* **ABOUT THIS TASK**
Print every record below exactly as written.

*** EXTRACTED MATERIAL ***

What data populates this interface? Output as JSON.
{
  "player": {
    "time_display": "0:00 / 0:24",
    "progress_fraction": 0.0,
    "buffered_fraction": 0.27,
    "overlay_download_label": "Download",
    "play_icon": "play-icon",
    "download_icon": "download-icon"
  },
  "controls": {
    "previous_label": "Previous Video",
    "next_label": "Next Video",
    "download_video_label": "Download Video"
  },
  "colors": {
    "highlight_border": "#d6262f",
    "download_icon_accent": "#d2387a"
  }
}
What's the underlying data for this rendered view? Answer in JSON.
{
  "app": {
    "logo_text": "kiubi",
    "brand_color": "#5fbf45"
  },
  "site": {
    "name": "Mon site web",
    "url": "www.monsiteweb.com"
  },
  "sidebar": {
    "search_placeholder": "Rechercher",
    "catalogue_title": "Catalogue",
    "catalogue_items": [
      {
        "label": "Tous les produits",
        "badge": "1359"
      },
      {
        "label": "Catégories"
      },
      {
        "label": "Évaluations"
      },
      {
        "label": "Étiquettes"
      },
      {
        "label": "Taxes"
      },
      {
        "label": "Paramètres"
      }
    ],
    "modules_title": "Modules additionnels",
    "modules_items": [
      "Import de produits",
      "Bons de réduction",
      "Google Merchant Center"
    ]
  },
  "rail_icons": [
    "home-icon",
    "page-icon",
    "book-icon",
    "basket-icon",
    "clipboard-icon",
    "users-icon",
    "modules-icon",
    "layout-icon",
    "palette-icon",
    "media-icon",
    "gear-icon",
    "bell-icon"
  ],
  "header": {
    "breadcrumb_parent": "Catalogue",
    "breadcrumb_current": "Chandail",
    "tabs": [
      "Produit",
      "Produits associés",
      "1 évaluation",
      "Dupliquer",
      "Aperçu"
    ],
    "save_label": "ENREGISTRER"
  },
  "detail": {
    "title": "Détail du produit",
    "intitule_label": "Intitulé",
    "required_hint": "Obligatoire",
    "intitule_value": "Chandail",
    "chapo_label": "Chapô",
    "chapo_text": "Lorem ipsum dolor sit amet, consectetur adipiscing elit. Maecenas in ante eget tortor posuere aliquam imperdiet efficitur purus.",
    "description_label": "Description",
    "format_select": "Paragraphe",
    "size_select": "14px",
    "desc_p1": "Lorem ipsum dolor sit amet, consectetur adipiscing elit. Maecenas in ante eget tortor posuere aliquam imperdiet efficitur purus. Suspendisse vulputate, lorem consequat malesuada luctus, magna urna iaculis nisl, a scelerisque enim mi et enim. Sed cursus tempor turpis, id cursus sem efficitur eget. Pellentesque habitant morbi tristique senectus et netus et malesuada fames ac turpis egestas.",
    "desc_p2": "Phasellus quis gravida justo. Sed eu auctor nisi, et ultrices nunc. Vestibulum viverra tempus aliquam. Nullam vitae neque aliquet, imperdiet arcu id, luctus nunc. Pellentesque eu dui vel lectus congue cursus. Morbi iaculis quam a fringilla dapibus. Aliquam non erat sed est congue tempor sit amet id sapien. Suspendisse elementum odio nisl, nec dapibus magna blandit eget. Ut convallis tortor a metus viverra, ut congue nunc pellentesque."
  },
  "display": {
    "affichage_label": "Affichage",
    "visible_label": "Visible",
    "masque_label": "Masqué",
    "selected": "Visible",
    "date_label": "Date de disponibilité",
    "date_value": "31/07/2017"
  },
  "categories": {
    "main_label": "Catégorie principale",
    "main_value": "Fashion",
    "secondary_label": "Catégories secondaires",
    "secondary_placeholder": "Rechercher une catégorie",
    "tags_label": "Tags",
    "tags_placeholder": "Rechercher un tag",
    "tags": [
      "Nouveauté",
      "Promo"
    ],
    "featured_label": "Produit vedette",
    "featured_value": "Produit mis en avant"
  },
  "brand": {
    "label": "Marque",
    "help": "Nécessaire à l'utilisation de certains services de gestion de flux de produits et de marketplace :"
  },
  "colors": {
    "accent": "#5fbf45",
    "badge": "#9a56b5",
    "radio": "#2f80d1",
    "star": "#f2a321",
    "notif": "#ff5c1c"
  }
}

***

* **OUTPUT OF THE TASK**
What data populates this interface? Output as JSON.
{
  "player": {
    "time_display": "0:00 / 0:24",
    "progress_fraction": 0.0,
    "buffered_fraction": 0.27,
    "overlay_download_label": "Download",
    "play_icon": "play-icon",
    "download_icon": "download-icon"
  },
  "controls": {
    "previous_label": "Previous Video",
    "next_label": "Next Video",
    "download_video_label": "Download Video"
  },
  "colors": {
    "highlight_border": "#d6262f",
    "download_icon_accent": "#d2387a"
  }
}
What's the underlying data for this rendered view? Answer in JSON.
{
  "app": {
    "logo_text": "kiubi",
    "brand_color": "#5fbf45"
  },
  "site": {
    "name": "Mon site web",
    "url": "www.monsiteweb.com"
  },
  "sidebar": {
    "search_placeholder": "Rechercher",
    "catalogue_title": "Catalogue",
    "catalogue_items": [
      {
        "label": "Tous les produits",
        "badge": "1359"
      },
      {
        "label": "Catégories"
      },
      {
        "label": "Évaluations"
      },
      {
        "label": "Étiquettes"
      },
      {
        "label": "Taxes"
      },
      {
        "label": "Paramètres"
      }
    ],
    "modules_title": "Modules additionnels",
    "modules_items": [
      "Import de produits",
      "Bons de réduction",
      "Google Merchant Center"
    ]
  },
  "rail_icons": [
    "home-icon",
    "page-icon",
    "book-icon",
    "basket-icon",
    "clipboard-icon",
    "users-icon",
    "modules-icon",
    "layout-icon",
    "palette-icon",
    "media-icon",
    "gear-icon",
    "bell-icon"
  ],
  "header": {
    "breadcrumb_parent": "Catalogue",
    "breadcrumb_current": "Chandail",
    "tabs": [
      "Produit",
      "Produits associés",
      "1 évaluation",
      "Dupliquer",
      "Aperçu"
    ],
    "save_label": "ENREGISTRER"
  },
  "detail": {
    "title": "Détail du produit",
    "intitule_label": "Intitulé",
    "required_hint": "Obligatoire",
    "intitule_value": "Chandail",
    "chapo_label": "Chapô",
    "chapo_text": "Lorem ipsum dolor sit amet, consectetur adipiscing elit. Maecenas in ante eget tortor posuere aliquam imperdiet efficitur purus.",
    "description_label": "Description",
    "format_select": "Paragraphe",
    "size_select": "14px",
    "desc_p1": "Lorem ipsum dolor sit amet, consectetur adipiscing elit. Maecenas in ante eget tortor posuere aliquam imperdiet efficitur purus. Suspendisse vulputate, lorem consequat malesuada luctus, magna urna iaculis nisl, a scelerisque enim mi et enim. Sed cursus tempor turpis, id cursus sem efficitur eget. Pellentesque habitant morbi tristique senectus et netus et malesuada fames ac turpis egestas.",
    "desc_p2": "Phasellus quis gravida justo. Sed eu auctor nisi, et ultrices nunc. Vestibulum viverra tempus aliquam. Nullam vitae neque aliquet, imperdiet arcu id, luctus nunc. Pellentesque eu dui vel lectus congue cursus. Morbi iaculis quam a fringilla dapibus. Aliquam non erat sed est congue tempor sit amet id sapien. Suspendisse elementum odio nisl, nec dapibus magna blandit eget. Ut convallis tortor a metus viverra, ut congue nunc pellentesque."
  },
  "display": {
    "affichage_label": "Affichage",
    "visible_label": "Visible",
    "masque_label": "Masqué",
    "selected": "Visible",
    "date_label": "Date de disponibilité",
    "date_value": "31/07/2017"
  },
  "categories": {
    "main_label": "Catégorie principale",
    "main_value": "Fashion",
    "secondary_label": "Catégories secondaires",
    "secondary_placeholder": "Rechercher une catégorie",
    "tags_label": "Tags",
    "tags_placeholder": "Rechercher un tag",
    "tags": [
      "Nouveauté",
      "Promo"
    ],
    "featured_label": "Produit vedette",
    "featured_value": "Produit mis en avant"
  },
  "brand": {
    "label": "Marque",
    "help": "Nécessaire à l'utilisation de certains services de gestion de flux de produits et de marketplace :"
  },
  "colors": {
    "accent": "#5fbf45",
    "badge": "#9a56b5",
    "radio": "#2f80d1",
    "star": "#f2a321",
    "notif": "#ff5c1c"
  }
}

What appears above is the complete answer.